[Excerpts from an interface dataset]
□ □ □ □
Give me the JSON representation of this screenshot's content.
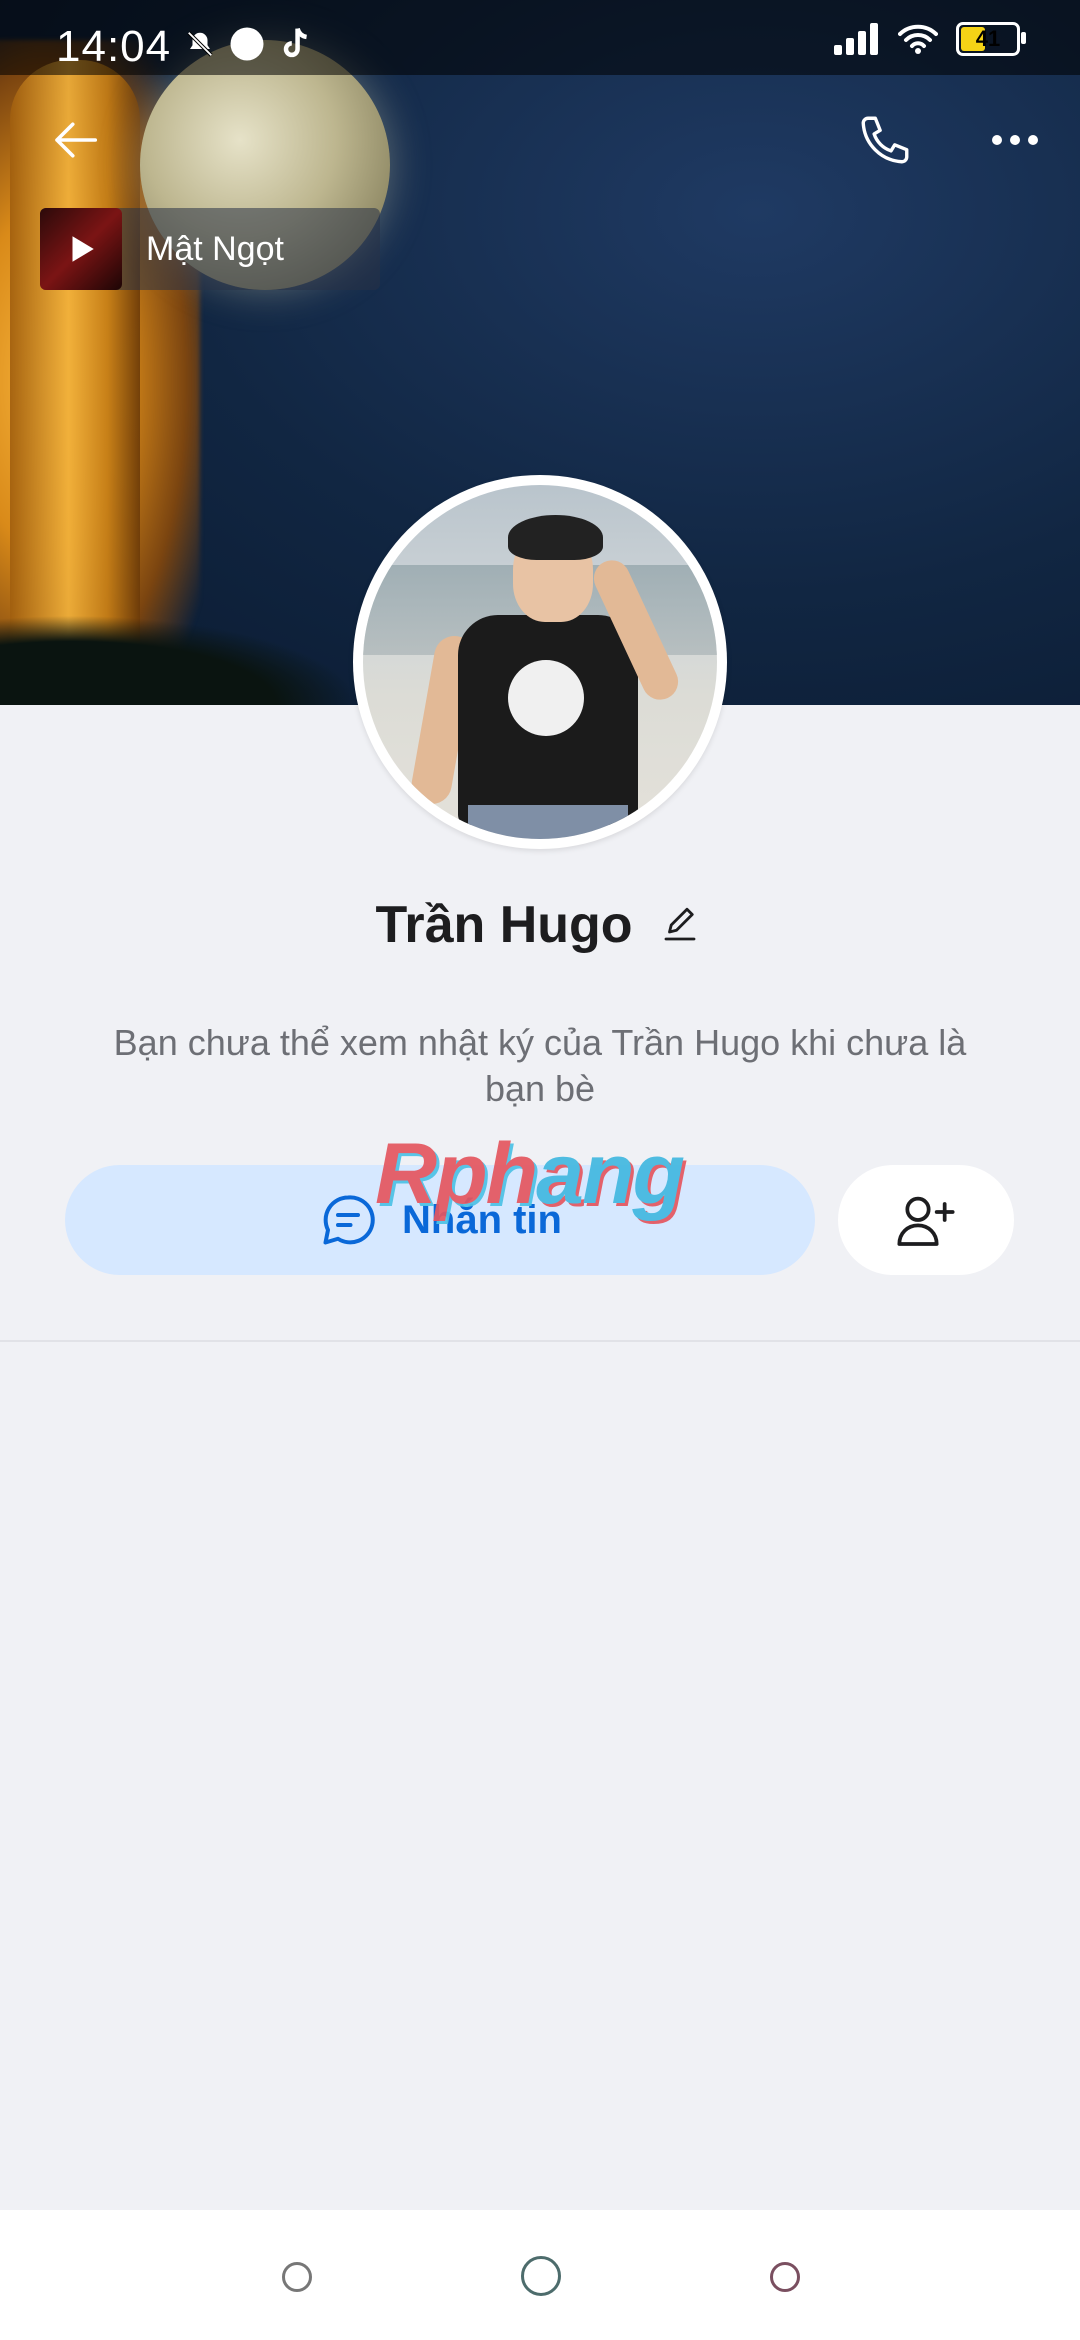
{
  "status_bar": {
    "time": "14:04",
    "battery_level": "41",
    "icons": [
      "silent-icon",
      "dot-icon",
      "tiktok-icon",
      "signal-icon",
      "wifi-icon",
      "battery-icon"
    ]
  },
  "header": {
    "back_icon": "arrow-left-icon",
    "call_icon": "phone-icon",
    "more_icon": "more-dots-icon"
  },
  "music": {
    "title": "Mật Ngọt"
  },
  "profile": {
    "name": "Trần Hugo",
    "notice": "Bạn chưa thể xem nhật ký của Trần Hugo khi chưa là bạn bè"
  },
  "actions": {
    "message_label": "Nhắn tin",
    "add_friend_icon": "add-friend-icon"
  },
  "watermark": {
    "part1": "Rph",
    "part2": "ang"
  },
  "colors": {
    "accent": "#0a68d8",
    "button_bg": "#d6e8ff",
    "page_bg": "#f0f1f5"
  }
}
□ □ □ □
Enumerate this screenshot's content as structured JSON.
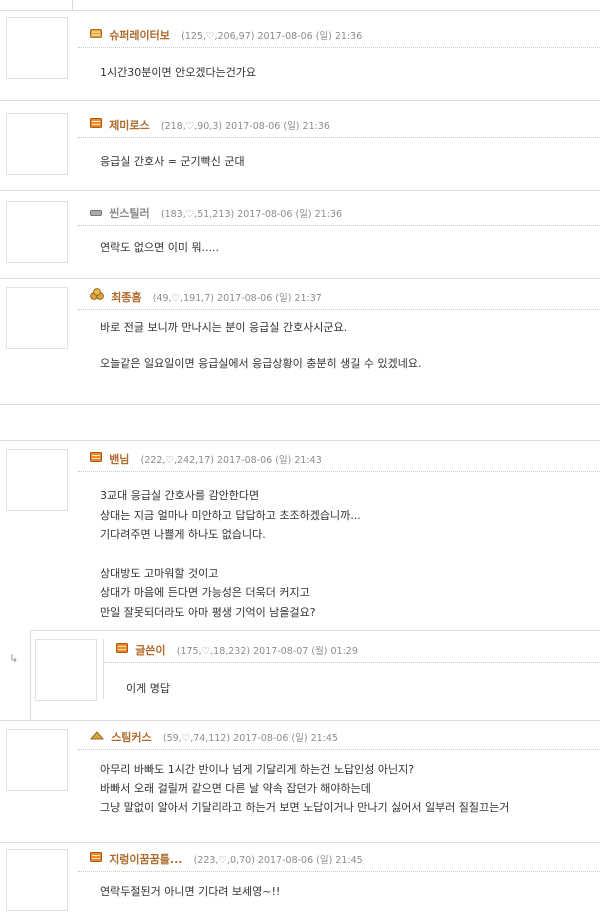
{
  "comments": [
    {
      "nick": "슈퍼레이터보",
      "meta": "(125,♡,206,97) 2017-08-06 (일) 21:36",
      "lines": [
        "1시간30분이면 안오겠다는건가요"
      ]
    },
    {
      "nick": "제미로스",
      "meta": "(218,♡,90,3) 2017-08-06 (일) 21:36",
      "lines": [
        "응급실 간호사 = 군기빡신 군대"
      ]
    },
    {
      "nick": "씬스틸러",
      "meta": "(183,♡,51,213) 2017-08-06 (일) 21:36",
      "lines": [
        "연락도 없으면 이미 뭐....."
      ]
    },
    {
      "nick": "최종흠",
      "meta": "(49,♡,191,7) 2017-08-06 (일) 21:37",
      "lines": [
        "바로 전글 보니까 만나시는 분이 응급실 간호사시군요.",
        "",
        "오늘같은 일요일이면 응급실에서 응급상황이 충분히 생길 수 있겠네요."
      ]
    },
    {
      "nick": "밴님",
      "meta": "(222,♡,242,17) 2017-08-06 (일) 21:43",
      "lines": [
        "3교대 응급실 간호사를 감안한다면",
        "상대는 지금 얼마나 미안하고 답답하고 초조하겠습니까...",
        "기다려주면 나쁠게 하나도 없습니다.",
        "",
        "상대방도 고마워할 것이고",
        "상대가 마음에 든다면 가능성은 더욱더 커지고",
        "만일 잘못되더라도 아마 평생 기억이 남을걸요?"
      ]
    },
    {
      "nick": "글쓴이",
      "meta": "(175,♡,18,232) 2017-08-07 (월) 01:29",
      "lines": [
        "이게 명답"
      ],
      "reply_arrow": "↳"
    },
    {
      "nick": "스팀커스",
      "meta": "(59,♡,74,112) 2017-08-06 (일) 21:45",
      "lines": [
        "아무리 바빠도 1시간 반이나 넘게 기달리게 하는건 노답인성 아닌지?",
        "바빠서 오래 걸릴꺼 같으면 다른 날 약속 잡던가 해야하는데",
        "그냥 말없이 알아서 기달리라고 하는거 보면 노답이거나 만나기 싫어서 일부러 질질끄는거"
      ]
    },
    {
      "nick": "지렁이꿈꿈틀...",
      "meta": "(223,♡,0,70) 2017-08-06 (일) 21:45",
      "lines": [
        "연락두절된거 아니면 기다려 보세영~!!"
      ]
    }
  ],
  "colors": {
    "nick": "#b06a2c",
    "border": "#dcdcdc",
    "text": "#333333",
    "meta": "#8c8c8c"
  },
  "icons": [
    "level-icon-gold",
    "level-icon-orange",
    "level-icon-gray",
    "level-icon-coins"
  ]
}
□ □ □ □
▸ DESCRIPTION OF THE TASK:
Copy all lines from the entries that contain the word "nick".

▸ TASK ANSWER:
      "nick": "슈퍼레이터보",
      "nick": "제미로스",
      "nick": "씬스틸러",
      "nick": "최종흠",
      "nick": "밴님",
      "nick": "글쓴이",
      "nick": "스팀커스",
      "nick": "지렁이꿈꿈틀...",
    "nick": "#b06a2c",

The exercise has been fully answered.